Today, the company employs 130,000 people in India — about one-third of its total work force, and more than in any other country. Their work spans the entire gamut of IBM’s businesses, from managing the computing needs of global giants like AT&T and Shell to performing cutting-edge research in fields like visual search, artificial intelligence and computer vision for self-driving cars. One team is even working with the producers of Sesame Street to teach vocabulary to kindergartners in Atlanta.
- Amazon is hiring 2,000 people in New York City as the $5 billion bidding war for its new headquarters rages
The online retail giant is hiring 2,000 more employees over the next three years at a new office in New York City. The office is part of the Manhattan West megadevelopment on the west side of Manhattan.
The company is leasing 360,000 square feet at 5 Manhattan West, with space for its advertising, Amazon Fashion, and Amazon Web Services teams.
- Equifax CEO Richard Smith to Exit Following Massive Data Breach
Equifax Inc. moved to take concrete action over its massive hack ahead of congressional hearings next week, announcing Tuesday that Chairman and Chief Executive Richard Smith would step aside while leaving the door open to compensation clawbacks.
Mr. Smith, CEO since 2005, is being succeeded as chairman by current director, Mark Feidler, who will serve as nonexecutive chairman, Equifax’s board said. It added that Paulino do Rego Barros Jr., who was most recently Equifax’s president for the Asia-Pacific region, has been appointed interim CEO.
- SEC Draws Scrutiny for Slow Response to Hack
The SEC’s new chairman, Jay Clayton, uncovered the extent of the hack only after he launched a wholesale review of the agency’s cybersecurity vulnerabilities in the spring, according to a statement he released this week. The SEC’s other commissioners learned about the hack in recent days. A former chief operating officer wasn’t told about the intrusion when it was detected last year.
The pace of discovery and the way that information was disclosed is likely to increase scrutiny of an agency that in recent years has pushed financial firms to gird against attacks and urged public companies to tell shareholders about the risks of cyberintrusions. Information about the hack was included in a lengthy statement by Mr. Clayton about the agency’s cybersecurity program that was released just after 8 p.m. on Wednesday evening. The agency didn’t say when the hack occurred or what information hackers accessed.
- Uber Loses Its License to Operate in London
The decision on Friday by Transport for London, which is responsible for the city’s subways and buses, as well as regulating its taxicabs, illustrates the gravity and severity of the issues confronting Uber.
The agency took direct aim at Uber’s corporate culture, declaring that the company’s “approach and conduct demonstrate a lack of corporate responsibility in relation to a number of issues which have potential public safety and security implications.”

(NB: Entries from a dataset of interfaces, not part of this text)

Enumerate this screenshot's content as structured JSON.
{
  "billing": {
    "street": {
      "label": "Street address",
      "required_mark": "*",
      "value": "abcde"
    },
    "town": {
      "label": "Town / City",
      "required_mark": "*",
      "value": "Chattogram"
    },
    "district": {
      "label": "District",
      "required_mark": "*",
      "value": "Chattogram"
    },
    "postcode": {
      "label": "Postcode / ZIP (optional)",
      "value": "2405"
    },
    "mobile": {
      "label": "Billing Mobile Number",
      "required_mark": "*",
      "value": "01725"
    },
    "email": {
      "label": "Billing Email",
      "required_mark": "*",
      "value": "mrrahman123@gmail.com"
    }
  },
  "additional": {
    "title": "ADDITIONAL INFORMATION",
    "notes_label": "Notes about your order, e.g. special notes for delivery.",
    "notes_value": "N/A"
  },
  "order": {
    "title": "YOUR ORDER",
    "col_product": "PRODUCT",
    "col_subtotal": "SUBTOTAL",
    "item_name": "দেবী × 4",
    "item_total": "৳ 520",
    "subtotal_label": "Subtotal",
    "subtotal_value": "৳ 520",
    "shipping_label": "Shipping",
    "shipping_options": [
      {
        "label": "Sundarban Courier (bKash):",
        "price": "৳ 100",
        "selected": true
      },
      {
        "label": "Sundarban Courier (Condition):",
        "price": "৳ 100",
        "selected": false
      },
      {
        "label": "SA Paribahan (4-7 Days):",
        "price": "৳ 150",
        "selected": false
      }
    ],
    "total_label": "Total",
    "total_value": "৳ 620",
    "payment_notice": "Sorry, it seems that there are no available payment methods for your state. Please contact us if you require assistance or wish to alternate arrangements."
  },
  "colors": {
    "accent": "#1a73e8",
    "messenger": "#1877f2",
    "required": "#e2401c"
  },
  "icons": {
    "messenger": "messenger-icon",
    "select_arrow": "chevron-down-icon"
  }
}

Uber’s London license will expire on Sept. 30. But the company has been given 21 days to appeal — it immediately vowed to do so — and will be allowed to continue operating in the city during the appeal process.
- The EU Suppressed a 300-Page Study That Found Piracy Doesn’t Harm Sales
The report found that illegal downloads and streams can actually boost legal sales of games, according to the report. The only negative link the report found was with major blockbuster films:“The results show a displacement rate of 40 percent which means that for every ten recent top films watched illegally, four fewer films are consumed legally.”
The study has only come to light now because Julia Reda, a Member of the European Parliament representing the German Pirate Party, posted the report on her personal blog after she got ahold of a copy through an EU Freedom of Information access to document request.
- Google Offers Concessions to Europe After Record Antitrust Fine
Google said the changes would be introduced early on Thursday morning, meeting a deadline to open up its shopping platform to greater competition or potentially face further fines from the European Commission, the European Union’s executive arm. As a result, about a dozen shopping sites from companies besides Google could become more visible and accessible.
Photo: Jakob Owens